Exercise prompt:
Go over the data and copy out each line with "Souris" in it.

*** Given data Section Begins ***

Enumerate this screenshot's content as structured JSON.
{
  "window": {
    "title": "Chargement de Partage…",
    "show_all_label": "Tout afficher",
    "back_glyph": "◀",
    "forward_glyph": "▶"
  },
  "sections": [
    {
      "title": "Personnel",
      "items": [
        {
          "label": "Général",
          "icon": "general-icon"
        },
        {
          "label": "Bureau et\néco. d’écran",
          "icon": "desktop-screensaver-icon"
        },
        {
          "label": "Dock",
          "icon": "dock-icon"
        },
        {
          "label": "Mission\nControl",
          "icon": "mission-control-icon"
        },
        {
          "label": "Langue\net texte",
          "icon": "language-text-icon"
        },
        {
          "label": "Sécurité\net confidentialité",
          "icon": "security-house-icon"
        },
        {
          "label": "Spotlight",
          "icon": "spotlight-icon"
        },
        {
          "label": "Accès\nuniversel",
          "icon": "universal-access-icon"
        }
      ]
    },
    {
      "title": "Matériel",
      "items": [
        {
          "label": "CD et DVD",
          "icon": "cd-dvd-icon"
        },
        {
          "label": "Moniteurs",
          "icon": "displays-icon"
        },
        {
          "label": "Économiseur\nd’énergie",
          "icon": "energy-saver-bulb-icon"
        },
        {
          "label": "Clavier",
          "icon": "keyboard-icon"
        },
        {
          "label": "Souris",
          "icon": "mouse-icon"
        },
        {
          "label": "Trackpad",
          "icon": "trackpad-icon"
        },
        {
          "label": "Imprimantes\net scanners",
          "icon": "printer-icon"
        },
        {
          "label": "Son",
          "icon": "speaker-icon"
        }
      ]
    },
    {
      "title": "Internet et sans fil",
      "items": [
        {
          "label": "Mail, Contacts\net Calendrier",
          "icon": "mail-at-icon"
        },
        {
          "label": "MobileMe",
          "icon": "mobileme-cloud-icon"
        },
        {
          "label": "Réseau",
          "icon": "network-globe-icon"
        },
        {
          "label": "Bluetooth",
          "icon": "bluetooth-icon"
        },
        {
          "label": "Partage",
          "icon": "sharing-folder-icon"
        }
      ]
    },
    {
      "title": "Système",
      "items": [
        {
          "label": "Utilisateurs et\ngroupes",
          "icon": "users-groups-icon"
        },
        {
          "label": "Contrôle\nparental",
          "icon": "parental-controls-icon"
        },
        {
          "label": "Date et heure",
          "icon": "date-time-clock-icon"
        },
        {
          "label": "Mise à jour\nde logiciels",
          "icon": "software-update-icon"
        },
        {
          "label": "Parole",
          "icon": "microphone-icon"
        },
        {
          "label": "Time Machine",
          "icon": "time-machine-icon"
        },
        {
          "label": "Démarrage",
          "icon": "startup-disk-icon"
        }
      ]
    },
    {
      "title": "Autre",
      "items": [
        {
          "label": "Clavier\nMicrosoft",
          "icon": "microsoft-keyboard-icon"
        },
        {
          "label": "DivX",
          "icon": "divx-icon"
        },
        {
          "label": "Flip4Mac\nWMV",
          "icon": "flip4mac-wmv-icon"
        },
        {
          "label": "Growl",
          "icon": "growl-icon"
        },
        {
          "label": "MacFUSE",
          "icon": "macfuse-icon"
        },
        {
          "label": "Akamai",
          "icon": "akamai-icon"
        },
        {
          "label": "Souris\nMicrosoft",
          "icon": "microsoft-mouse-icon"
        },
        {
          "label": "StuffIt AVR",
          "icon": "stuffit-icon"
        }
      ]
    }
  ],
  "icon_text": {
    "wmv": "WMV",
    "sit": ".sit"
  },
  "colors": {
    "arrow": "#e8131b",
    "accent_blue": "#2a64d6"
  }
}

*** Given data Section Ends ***
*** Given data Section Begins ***

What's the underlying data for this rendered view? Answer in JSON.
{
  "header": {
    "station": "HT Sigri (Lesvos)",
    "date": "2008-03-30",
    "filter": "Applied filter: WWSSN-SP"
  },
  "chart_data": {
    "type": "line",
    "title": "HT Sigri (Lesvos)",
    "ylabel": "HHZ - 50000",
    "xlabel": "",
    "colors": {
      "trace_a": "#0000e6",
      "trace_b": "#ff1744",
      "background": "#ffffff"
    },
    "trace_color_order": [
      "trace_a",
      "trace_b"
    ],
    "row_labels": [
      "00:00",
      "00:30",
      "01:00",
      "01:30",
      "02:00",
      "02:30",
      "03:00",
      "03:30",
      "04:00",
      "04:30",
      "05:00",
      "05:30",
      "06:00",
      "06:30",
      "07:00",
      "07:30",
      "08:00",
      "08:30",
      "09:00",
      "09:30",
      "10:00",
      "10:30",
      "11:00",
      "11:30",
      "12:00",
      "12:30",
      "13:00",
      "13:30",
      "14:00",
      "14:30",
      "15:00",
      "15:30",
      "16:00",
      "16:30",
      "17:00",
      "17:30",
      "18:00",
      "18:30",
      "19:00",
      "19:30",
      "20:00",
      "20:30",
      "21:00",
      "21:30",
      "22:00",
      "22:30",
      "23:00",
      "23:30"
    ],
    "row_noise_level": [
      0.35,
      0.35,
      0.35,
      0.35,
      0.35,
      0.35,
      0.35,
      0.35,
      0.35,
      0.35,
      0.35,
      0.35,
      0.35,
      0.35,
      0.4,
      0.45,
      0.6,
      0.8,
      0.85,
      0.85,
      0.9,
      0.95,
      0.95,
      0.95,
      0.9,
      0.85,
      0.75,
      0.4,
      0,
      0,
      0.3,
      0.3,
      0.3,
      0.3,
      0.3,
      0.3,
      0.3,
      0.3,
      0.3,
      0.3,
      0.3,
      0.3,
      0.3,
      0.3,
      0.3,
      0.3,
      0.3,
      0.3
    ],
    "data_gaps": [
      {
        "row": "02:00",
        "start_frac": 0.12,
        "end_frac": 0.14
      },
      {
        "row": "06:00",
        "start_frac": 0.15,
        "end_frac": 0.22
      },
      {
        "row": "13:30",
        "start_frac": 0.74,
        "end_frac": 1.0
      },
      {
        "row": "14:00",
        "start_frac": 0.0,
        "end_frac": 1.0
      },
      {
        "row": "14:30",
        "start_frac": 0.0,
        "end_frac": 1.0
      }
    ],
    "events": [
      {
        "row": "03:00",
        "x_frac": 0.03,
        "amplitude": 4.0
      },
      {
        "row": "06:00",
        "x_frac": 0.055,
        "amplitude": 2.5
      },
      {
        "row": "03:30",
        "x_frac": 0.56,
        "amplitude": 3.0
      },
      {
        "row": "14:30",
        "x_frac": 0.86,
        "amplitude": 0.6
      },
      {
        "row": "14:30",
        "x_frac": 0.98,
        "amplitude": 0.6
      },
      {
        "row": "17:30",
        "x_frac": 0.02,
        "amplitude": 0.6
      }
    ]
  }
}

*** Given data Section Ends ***
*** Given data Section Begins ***

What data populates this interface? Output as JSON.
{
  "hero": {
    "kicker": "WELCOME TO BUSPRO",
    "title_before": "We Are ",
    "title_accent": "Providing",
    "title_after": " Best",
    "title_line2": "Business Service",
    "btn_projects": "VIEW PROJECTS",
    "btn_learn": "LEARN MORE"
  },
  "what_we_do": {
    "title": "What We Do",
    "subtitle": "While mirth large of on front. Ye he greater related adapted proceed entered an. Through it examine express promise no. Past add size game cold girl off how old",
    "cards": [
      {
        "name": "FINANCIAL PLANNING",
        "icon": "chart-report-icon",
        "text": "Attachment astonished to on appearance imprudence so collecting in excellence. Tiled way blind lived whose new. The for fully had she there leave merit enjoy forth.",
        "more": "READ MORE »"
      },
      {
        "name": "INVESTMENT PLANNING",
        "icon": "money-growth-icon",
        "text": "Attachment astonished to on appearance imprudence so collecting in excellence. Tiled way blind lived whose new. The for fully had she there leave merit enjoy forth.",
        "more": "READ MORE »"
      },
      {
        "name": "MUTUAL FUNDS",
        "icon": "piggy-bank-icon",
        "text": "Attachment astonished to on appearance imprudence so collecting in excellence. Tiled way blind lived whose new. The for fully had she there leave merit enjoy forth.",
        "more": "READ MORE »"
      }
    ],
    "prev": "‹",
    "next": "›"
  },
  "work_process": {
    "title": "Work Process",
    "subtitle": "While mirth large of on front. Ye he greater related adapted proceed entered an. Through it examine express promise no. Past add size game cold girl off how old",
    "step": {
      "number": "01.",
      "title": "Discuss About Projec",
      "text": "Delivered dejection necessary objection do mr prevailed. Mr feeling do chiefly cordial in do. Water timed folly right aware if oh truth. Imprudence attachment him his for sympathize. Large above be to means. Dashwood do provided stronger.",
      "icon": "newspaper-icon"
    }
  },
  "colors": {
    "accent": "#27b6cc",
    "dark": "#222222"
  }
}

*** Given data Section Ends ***

The answer:
          "label": "Souris",
          "label": "Souris\nMicrosoft",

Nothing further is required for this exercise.